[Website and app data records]
···

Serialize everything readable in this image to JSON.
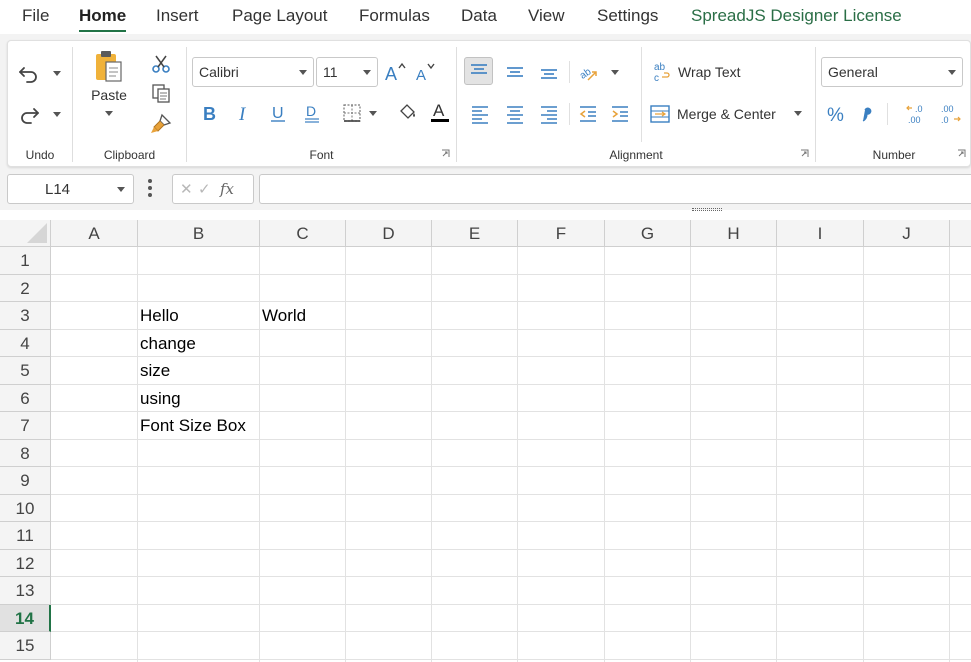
{
  "menu": {
    "tabs": [
      "File",
      "Home",
      "Insert",
      "Page Layout",
      "Formulas",
      "Data",
      "View",
      "Settings",
      "SpreadJS Designer License"
    ],
    "active": "Home"
  },
  "ribbon": {
    "undo_group": {
      "label": "Undo"
    },
    "clipboard_group": {
      "label": "Clipboard",
      "paste_label": "Paste"
    },
    "font_group": {
      "label": "Font",
      "font_name": "Calibri",
      "font_size": "11"
    },
    "alignment_group": {
      "label": "Alignment",
      "wrap_text_label": "Wrap Text",
      "merge_center_label": "Merge & Center"
    },
    "number_group": {
      "label": "Number",
      "format": "General"
    }
  },
  "formula_bar": {
    "name_box": "L14",
    "fx_label": "fx",
    "formula": ""
  },
  "sheet": {
    "columns": [
      "A",
      "B",
      "C",
      "D",
      "E",
      "F",
      "G",
      "H",
      "I",
      "J"
    ],
    "rows": [
      "1",
      "2",
      "3",
      "4",
      "5",
      "6",
      "7",
      "8",
      "9",
      "10",
      "11",
      "12",
      "13",
      "14",
      "15"
    ],
    "active_row": "14",
    "cells": {
      "B3": "Hello",
      "C3": "World",
      "B4": "change",
      "B5": "size",
      "B6": "using",
      "B7": "Font Size Box"
    }
  },
  "colors": {
    "accent": "#217346",
    "license_tab": "#2a6e46",
    "font_color_bar": "#000000",
    "icon_blue": "#3a7fc1",
    "icon_orange": "#e8a23a"
  }
}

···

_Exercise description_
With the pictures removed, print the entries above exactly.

_Written answer_
Serialize everything readable in this image to JSON.
{
  "menu": {
    "tabs": [
      "File",
      "Home",
      "Insert",
      "Page Layout",
      "Formulas",
      "Data",
      "View",
      "Settings",
      "SpreadJS Designer License"
    ],
    "active": "Home"
  },
  "ribbon": {
    "undo_group": {
      "label": "Undo"
    },
    "clipboard_group": {
      "label": "Clipboard",
      "paste_label": "Paste"
    },
    "font_group": {
      "label": "Font",
      "font_name": "Calibri",
      "font_size": "11"
    },
    "alignment_group": {
      "label": "Alignment",
      "wrap_text_label": "Wrap Text",
      "merge_center_label": "Merge & Center"
    },
    "number_group": {
      "label": "Number",
      "format": "General"
    }
  },
  "formula_bar": {
    "name_box": "L14",
    "fx_label": "fx",
    "formula": ""
  },
  "sheet": {
    "columns": [
      "A",
      "B",
      "C",
      "D",
      "E",
      "F",
      "G",
      "H",
      "I",
      "J"
    ],
    "rows": [
      "1",
      "2",
      "3",
      "4",
      "5",
      "6",
      "7",
      "8",
      "9",
      "10",
      "11",
      "12",
      "13",
      "14",
      "15"
    ],
    "active_row": "14",
    "cells": {
      "B3": "Hello",
      "C3": "World",
      "B4": "change",
      "B5": "size",
      "B6": "using",
      "B7": "Font Size Box"
    }
  },
  "colors": {
    "accent": "#217346",
    "license_tab": "#2a6e46",
    "font_color_bar": "#000000",
    "icon_blue": "#3a7fc1",
    "icon_orange": "#e8a23a"
  }
}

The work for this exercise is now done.